in a great new house in Bloomingdale. All of my worries are the best
sort: the kind I can't do anything about, and therefore have no reason
to fret on, beyond making emergency provisions. I know a lot of you
are probably suffering from the financial crisis, and others from the
general tendency of life to hand you a lot of lemons and no sugar to make
lemonade with. But I hope that all of you have some good thing to be

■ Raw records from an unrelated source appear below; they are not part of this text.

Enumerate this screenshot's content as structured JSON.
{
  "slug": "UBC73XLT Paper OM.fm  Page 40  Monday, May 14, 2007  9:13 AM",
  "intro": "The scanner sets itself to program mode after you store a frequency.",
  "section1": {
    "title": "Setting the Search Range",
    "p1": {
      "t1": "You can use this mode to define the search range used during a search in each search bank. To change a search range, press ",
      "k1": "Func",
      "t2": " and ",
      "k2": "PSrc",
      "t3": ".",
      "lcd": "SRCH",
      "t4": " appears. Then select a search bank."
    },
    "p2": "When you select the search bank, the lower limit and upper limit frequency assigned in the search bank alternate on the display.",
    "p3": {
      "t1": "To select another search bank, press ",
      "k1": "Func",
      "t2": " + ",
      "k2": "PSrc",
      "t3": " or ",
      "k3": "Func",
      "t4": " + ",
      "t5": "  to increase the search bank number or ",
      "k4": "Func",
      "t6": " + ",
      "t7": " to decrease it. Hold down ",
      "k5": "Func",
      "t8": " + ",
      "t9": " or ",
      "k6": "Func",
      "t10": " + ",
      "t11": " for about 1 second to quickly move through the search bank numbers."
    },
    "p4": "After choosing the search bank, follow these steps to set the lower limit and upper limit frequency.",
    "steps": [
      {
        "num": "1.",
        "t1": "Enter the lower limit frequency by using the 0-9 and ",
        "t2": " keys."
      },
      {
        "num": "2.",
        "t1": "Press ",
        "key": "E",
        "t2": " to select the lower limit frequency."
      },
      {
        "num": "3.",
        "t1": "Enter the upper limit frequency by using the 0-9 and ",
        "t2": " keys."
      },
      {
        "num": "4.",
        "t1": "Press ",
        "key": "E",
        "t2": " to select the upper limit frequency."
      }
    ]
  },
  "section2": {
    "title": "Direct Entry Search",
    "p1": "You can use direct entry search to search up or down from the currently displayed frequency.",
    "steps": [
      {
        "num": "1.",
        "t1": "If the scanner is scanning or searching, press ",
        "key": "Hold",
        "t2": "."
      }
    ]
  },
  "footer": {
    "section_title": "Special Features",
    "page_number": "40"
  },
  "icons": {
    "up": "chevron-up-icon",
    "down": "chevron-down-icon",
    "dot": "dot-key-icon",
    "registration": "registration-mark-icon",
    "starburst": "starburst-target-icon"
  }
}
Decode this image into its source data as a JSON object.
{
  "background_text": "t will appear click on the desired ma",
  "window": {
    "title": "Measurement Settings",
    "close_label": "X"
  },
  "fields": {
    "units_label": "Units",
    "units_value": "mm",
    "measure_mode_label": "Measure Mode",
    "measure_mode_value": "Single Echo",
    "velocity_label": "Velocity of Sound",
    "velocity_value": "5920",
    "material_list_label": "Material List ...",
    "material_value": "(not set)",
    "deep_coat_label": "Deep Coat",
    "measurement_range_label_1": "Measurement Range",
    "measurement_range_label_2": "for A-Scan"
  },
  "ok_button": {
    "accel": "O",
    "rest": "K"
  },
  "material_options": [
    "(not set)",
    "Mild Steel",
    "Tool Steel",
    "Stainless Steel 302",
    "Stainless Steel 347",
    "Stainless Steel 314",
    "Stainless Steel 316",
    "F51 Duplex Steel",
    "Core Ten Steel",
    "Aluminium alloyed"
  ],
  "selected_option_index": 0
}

I suspect she sees herself as an extra-large version of Parker Posey, winsomely charming one and all while oozing with Upper West Side exclusivity. It's a wonderful life for Megan. Sure, a lot of her friends are going to lose their jobs as magazine and newspapers close and cut back, but Megan works for David Bradley, who runs The Atlantic as a vanity press and pays for it out of pocket. No, Megan, it's not that the magazine is cheaper to run than a large newspaper. It's the deep pockets that fund it, instead of depending on advertising revenue. I wouldn't be quite so sanguine, however, if I were Megan. Thomas Friedman's wife lost about 90% of her shopping mall fortune. It could happen to Bradley's consulting empire also, and the expensive toy you work for could easily be the first thing to go.
It's wonderful that her family is well and that she and her massive dog can both fit in her cute little car, although the effect must be somewhat trippy. And it's exciting to move, even if you have to share a house because your stock portfolio has tanked, because you believed your friends and fellow elites at investment banks. What Megan doesn't get, and probably never will, is that the ruling elite worked her over too. Her credit limit will go down, just like the undeserving poor person might lose credit. She might not only lose her job, but might see most of her entire industry disappear, like one of those overpaid union-supporting auto workers in the Midwest. If she loses her job she will lose her house, like all those feckless minorities who traded votes for low Fannie Mae mortgages, who should have stayed in the rental class, where they belong. And all those carefully worded posts supporting the ruling elite and the monied class will have done exactly what Megan wanted them to do; enrich the wealthy at the expense of everyone else.
Nero fiddled while Rome burned; Megan McArdle went shopping.